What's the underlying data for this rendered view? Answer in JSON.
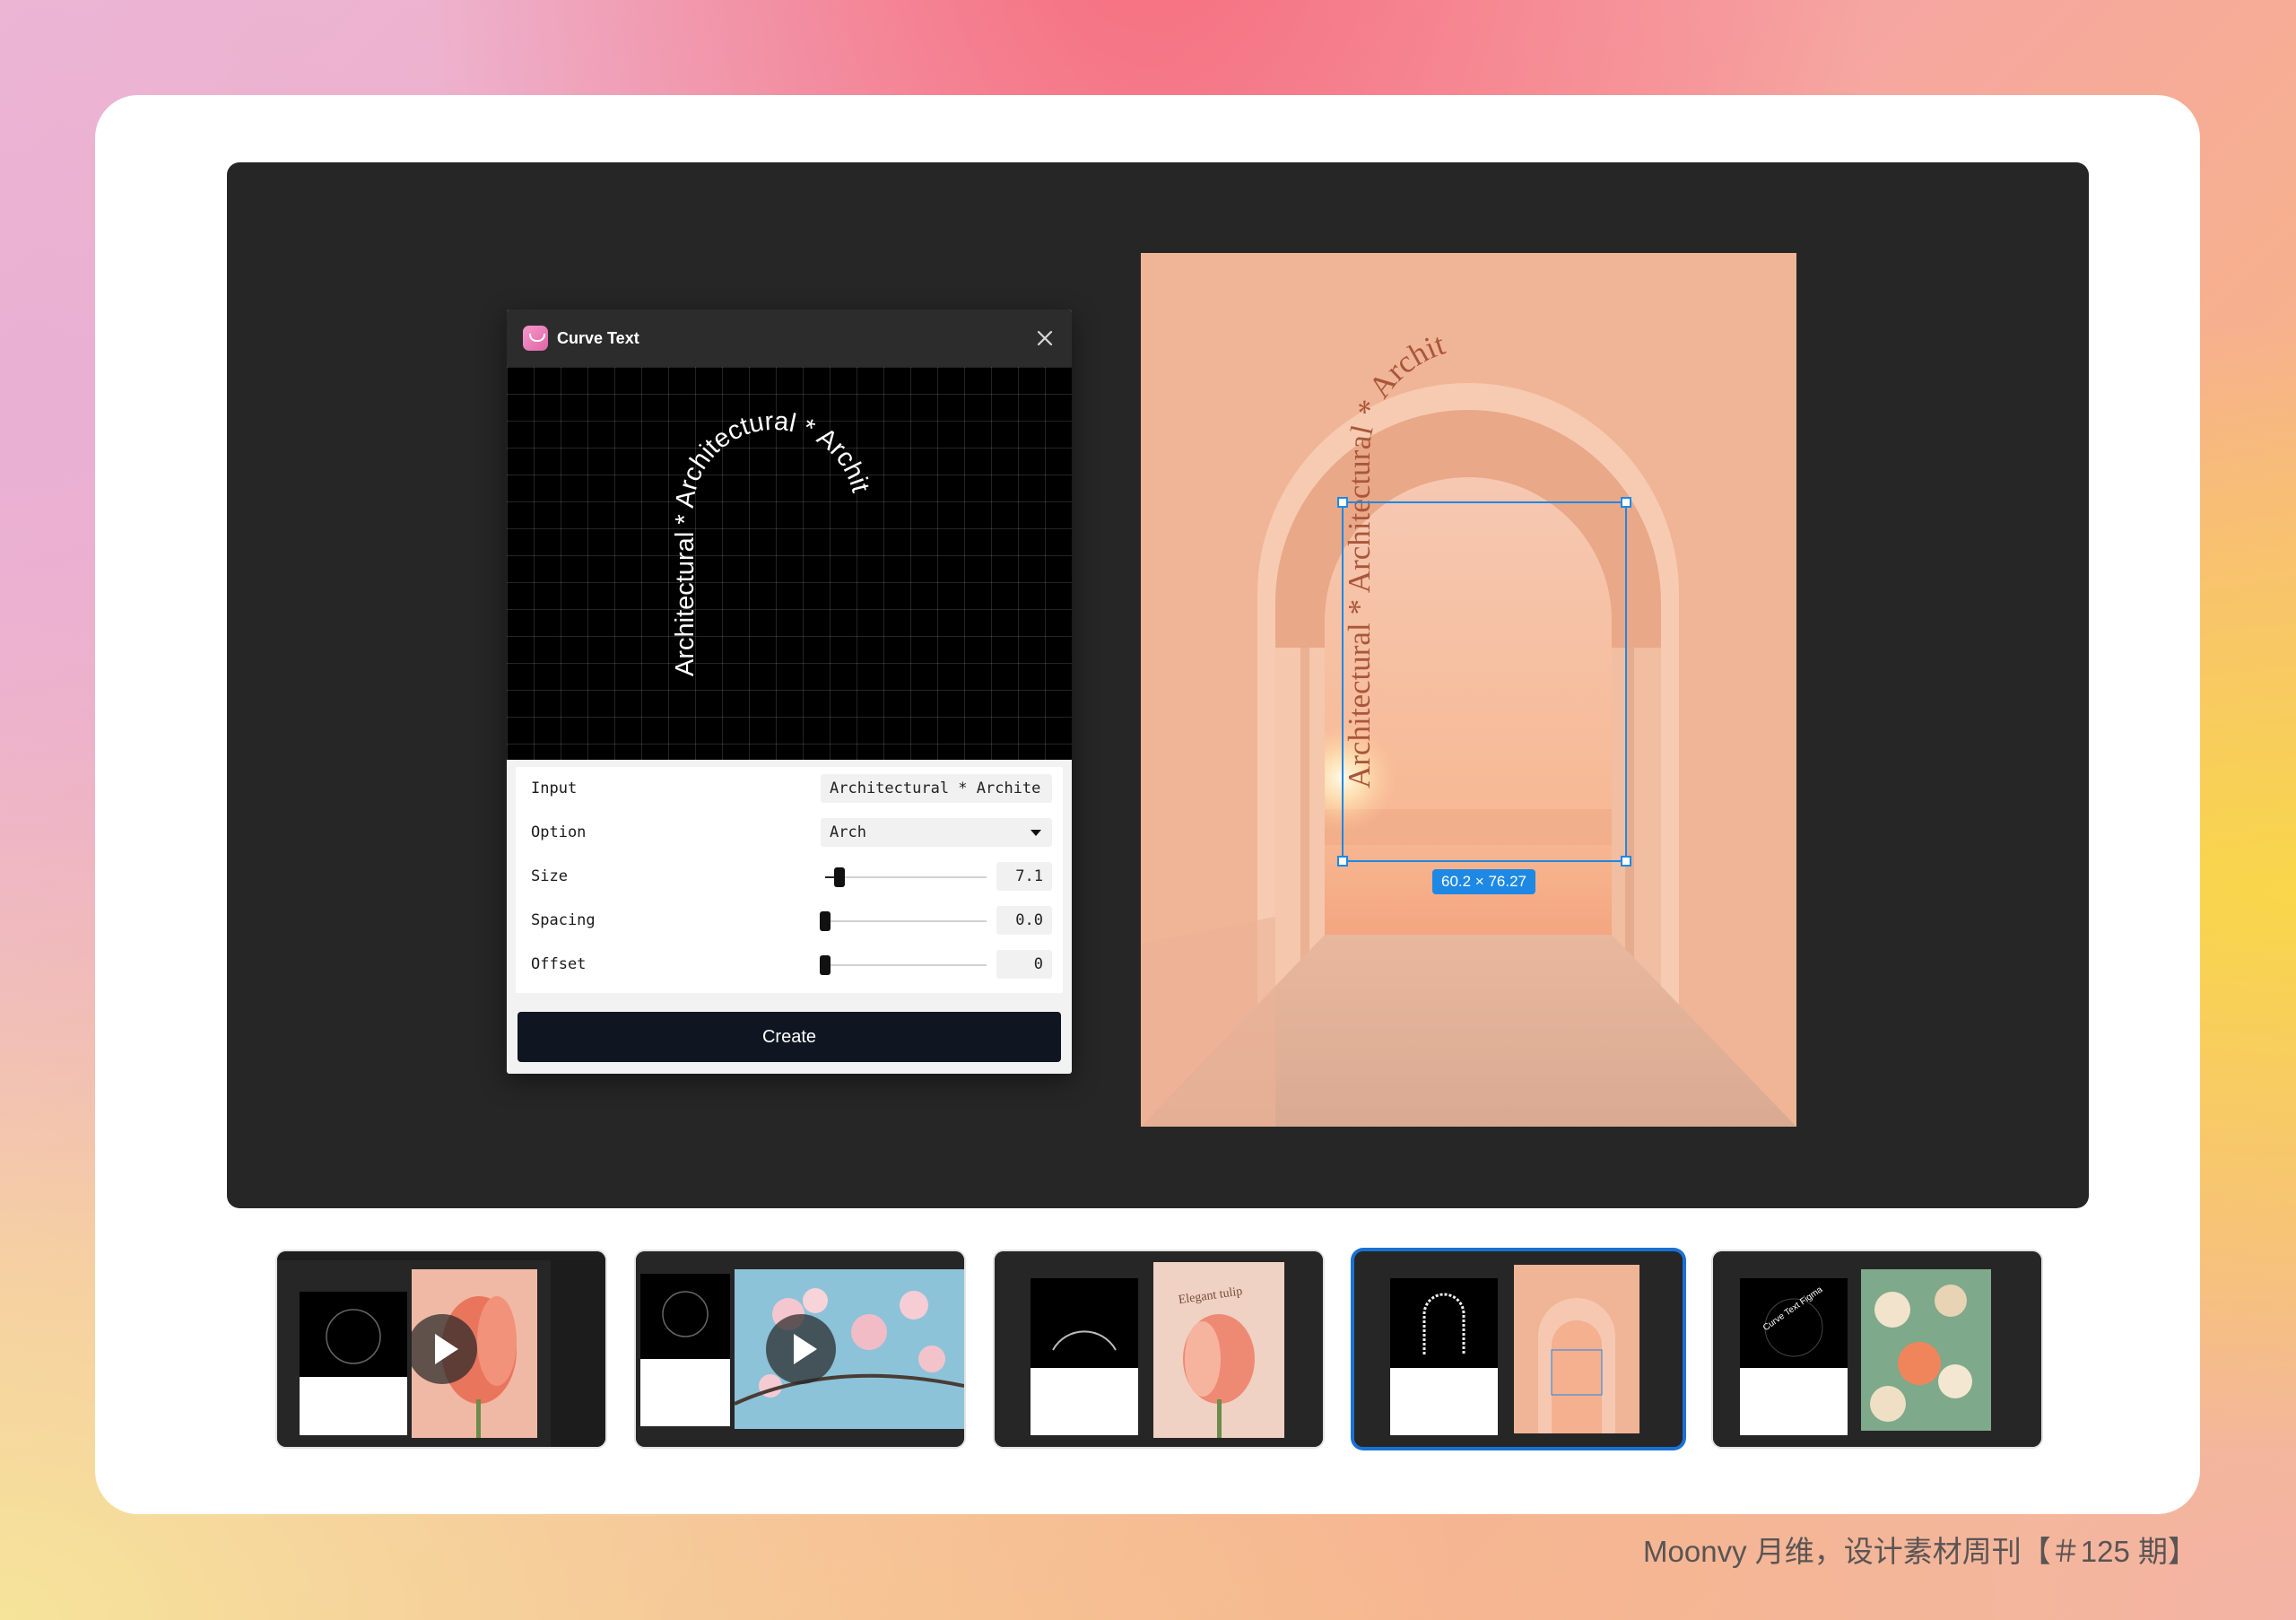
{
  "plugin": {
    "title": "Curve Text",
    "preview_text": "Architectural * Architectural * Archit",
    "fields": {
      "input_label": "Input",
      "input_value": "Architectural * Archite",
      "option_label": "Option",
      "option_value": "Arch",
      "size_label": "Size",
      "size_value": "7.1",
      "spacing_label": "Spacing",
      "spacing_value": "0.0",
      "offset_label": "Offset",
      "offset_value": "0"
    },
    "sliders": {
      "size_fraction": 0.09,
      "spacing_fraction": 0.0,
      "offset_fraction": 0.0
    },
    "create_label": "Create"
  },
  "canvas": {
    "curved_text": "Architectural * Architectural * Archit",
    "selection_size": "60.2 × 76.27",
    "accent_color": "#1e88e5",
    "text_color": "#a9563a"
  },
  "thumbnails": [
    {
      "name": "tulip-video",
      "has_play": true,
      "active": false,
      "art_text": ""
    },
    {
      "name": "blossom-video",
      "has_play": true,
      "active": false,
      "art_text": ""
    },
    {
      "name": "elegant-tulip",
      "has_play": false,
      "active": false,
      "art_text": "Elegant tulip"
    },
    {
      "name": "architectural-arch",
      "has_play": false,
      "active": true,
      "art_text": ""
    },
    {
      "name": "curve-text-figma",
      "has_play": false,
      "active": false,
      "art_text": "Curve Text Figma"
    }
  ],
  "caption": "Moonvy 月维，设计素材周刊【＃125 期】",
  "icons": [
    "plugin-logo-icon",
    "close-icon",
    "chevron-down-icon",
    "play-icon"
  ]
}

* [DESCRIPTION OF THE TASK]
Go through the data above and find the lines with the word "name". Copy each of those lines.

* [TASK RESPONSE]
      "name": "tulip-video",
      "name": "blossom-video",
      "name": "elegant-tulip",
      "name": "architectural-arch",
      "name": "curve-text-figma",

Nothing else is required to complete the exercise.